• **Exercise**:
Here is the listing. Report each line in it that contains the string "title".

==== Input

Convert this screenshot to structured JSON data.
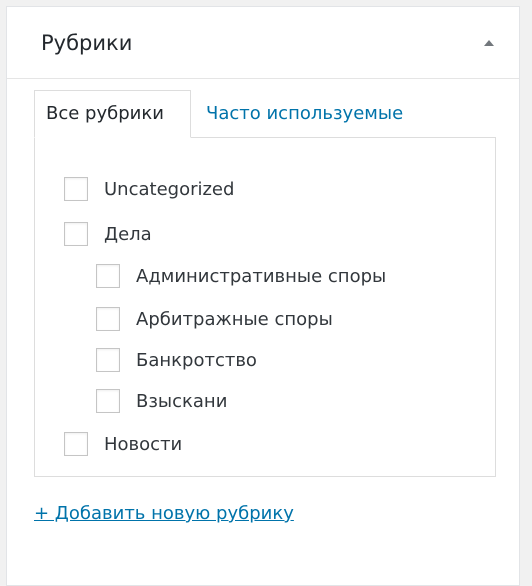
{
  "panel": {
    "title": "Рубрики",
    "collapse_icon": "triangle-up-icon"
  },
  "tabs": [
    {
      "label": "Все рубрики",
      "active": true
    },
    {
      "label": "Часто используемые",
      "active": false
    }
  ],
  "categories": [
    {
      "label": "Uncategorized",
      "level": 0,
      "checked": false
    },
    {
      "label": "Дела",
      "level": 0,
      "checked": false
    },
    {
      "label": "Административные споры",
      "level": 1,
      "checked": false
    },
    {
      "label": "Арбитражные споры",
      "level": 1,
      "checked": false
    },
    {
      "label": "Банкротство",
      "level": 1,
      "checked": false
    },
    {
      "label": "Взыскани",
      "level": 1,
      "checked": false
    },
    {
      "label": "Новости",
      "level": 0,
      "checked": false
    }
  ],
  "add_link": "+ Добавить новую рубрику",
  "colors": {
    "link": "#0073aa",
    "border": "#dddddd",
    "text": "#23282d"
  }
}
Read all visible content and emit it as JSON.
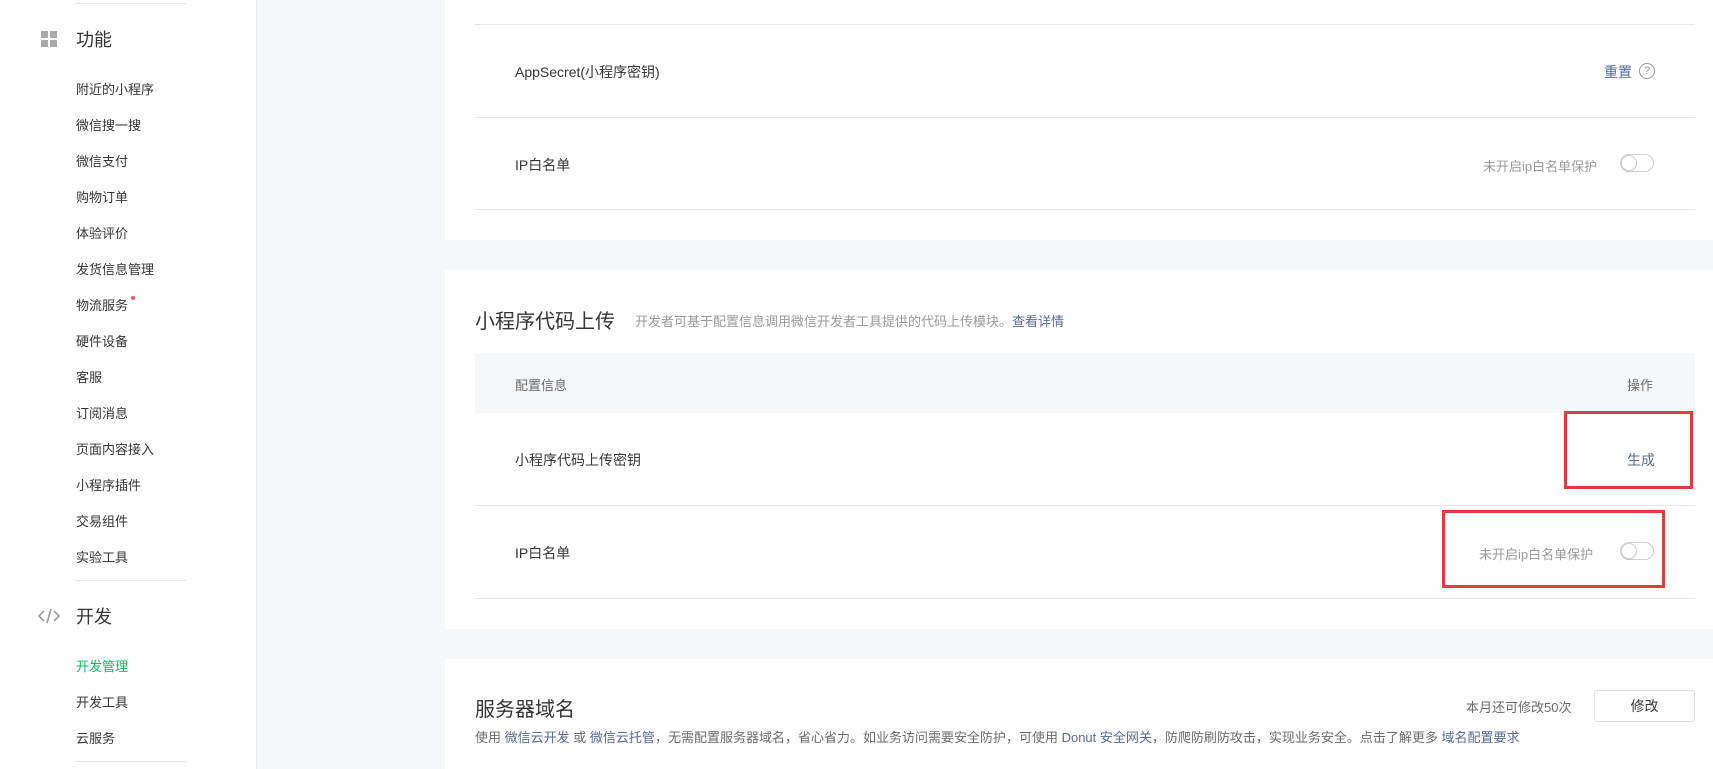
{
  "sidebar": {
    "sections": [
      {
        "label": "功能",
        "icon": "grid-icon",
        "items": [
          {
            "label": "附近的小程序"
          },
          {
            "label": "微信搜一搜"
          },
          {
            "label": "微信支付"
          },
          {
            "label": "购物订单"
          },
          {
            "label": "体验评价"
          },
          {
            "label": "发货信息管理"
          },
          {
            "label": "物流服务"
          },
          {
            "label": "硬件设备"
          },
          {
            "label": "客服"
          },
          {
            "label": "订阅消息"
          },
          {
            "label": "页面内容接入"
          },
          {
            "label": "小程序插件"
          },
          {
            "label": "交易组件"
          },
          {
            "label": "实验工具"
          }
        ]
      },
      {
        "label": "开发",
        "icon": "code-icon",
        "items": [
          {
            "label": "开发管理",
            "active": true
          },
          {
            "label": "开发工具"
          },
          {
            "label": "云服务"
          }
        ]
      }
    ]
  },
  "dev_config": {
    "appsecret_label": "AppSecret(小程序密钥)",
    "appsecret_action": "重置",
    "ip_label": "IP白名单",
    "ip_status": "未开启ip白名单保护"
  },
  "upload": {
    "title": "小程序代码上传",
    "desc": "开发者可基于配置信息调用微信开发者工具提供的代码上传模块。",
    "desc_link": "查看详情",
    "col_config": "配置信息",
    "col_action": "操作",
    "key_label": "小程序代码上传密钥",
    "key_action": "生成",
    "ip_label": "IP白名单",
    "ip_status": "未开启ip白名单保护"
  },
  "server": {
    "title": "服务器域名",
    "quota": "本月还可修改50次",
    "modify_button": "修改",
    "desc_use": "使用",
    "link_cloud_dev": "微信云开发",
    "desc_or": "或",
    "link_cloud_host": "微信云托管",
    "desc_mid": "，无需配置服务器域名，省心省力。如业务访问需要安全防护，可使用",
    "link_donut": "Donut 安全网关",
    "desc_end": "，防爬防刷防攻击，实现业务安全。点击了解更多",
    "link_domain": "域名配置要求"
  },
  "colors": {
    "accent_green": "#07c160",
    "link_blue": "#576b95",
    "highlight_red": "#e03c3c",
    "badge_red": "#fa5151"
  }
}
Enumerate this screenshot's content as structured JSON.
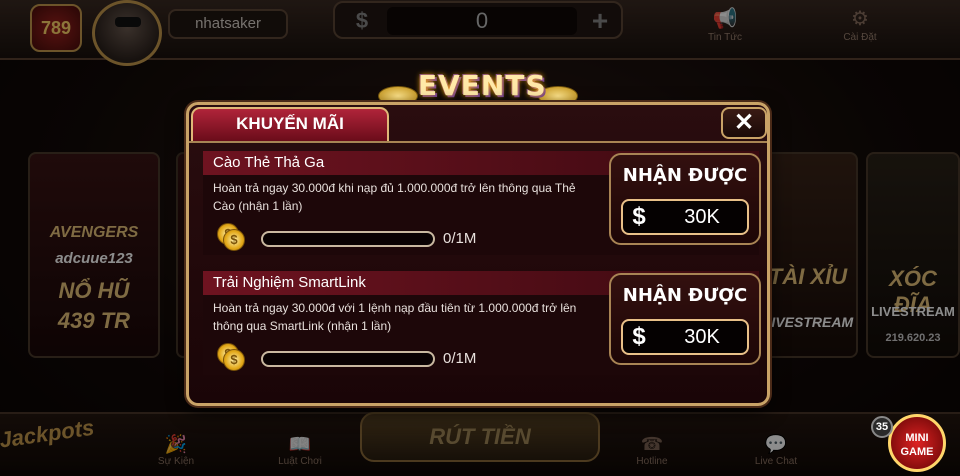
{
  "header": {
    "logo_text": "789",
    "username": "nhatsaker",
    "balance": "0",
    "currency_icon": "$",
    "nav": [
      {
        "label": "Tin Tức",
        "icon": "megaphone-icon"
      },
      {
        "label": "Cài Đặt",
        "icon": "gear-icon"
      }
    ]
  },
  "events_banner": {
    "title": "EVENTS"
  },
  "background_cards": {
    "left": {
      "line1": "AVENGERS",
      "line2": "adcuue123",
      "line3": "NỔ HŨ",
      "line4": "439 TR"
    },
    "mid": {
      "line1": "TÀI XỈU",
      "line2": "LIVESTREAM"
    },
    "right": {
      "line1": "XÓC ĐĨA",
      "line2": "LIVESTREAM",
      "amount": "219.620.23"
    }
  },
  "modal": {
    "tab_label": "KHUYẾN MÃI",
    "close_label": "✕",
    "promotions": [
      {
        "title": "Cào Thẻ Thả Ga",
        "description": "Hoàn trả ngay 30.000đ khi nạp đủ 1.000.000đ trở lên thông qua Thẻ Cào (nhận 1 lần)",
        "progress_text": "0/1M",
        "progress_fraction": 0,
        "claim_label": "NHẬN ĐƯỢC",
        "claim_amount": "30K",
        "currency_icon": "$"
      },
      {
        "title": "Trải Nghiệm SmartLink",
        "description": "Hoàn trả ngay 30.000đ với 1 lệnh nạp đầu tiên từ 1.000.000đ trở lên thông qua SmartLink (nhận 1 lần)",
        "progress_text": "0/1M",
        "progress_fraction": 0,
        "claim_label": "NHẬN ĐƯỢC",
        "claim_amount": "30K",
        "currency_icon": "$"
      }
    ]
  },
  "bottom_bar": {
    "jackpots_label": "Jackpots",
    "withdraw_label": "RÚT TIỀN",
    "nav": [
      {
        "label": "Sự Kiện",
        "icon": "party-icon"
      },
      {
        "label": "Luật Chơi",
        "icon": "book-icon"
      },
      {
        "label": "Hotline",
        "icon": "phone-icon"
      },
      {
        "label": "Live Chat",
        "icon": "chat-icon"
      }
    ],
    "minigame_label": "MINI GAME",
    "minigame_count": "35"
  }
}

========

• **Answer space**:
    "title": "Рубрики",
    "title": "小程序代码上传",
    "title": "服务器域名",
    "title": "EVENTS"
        "title": "Cào Thẻ Thả Ga",
        "title": "Trải Nghiệm SmartLink",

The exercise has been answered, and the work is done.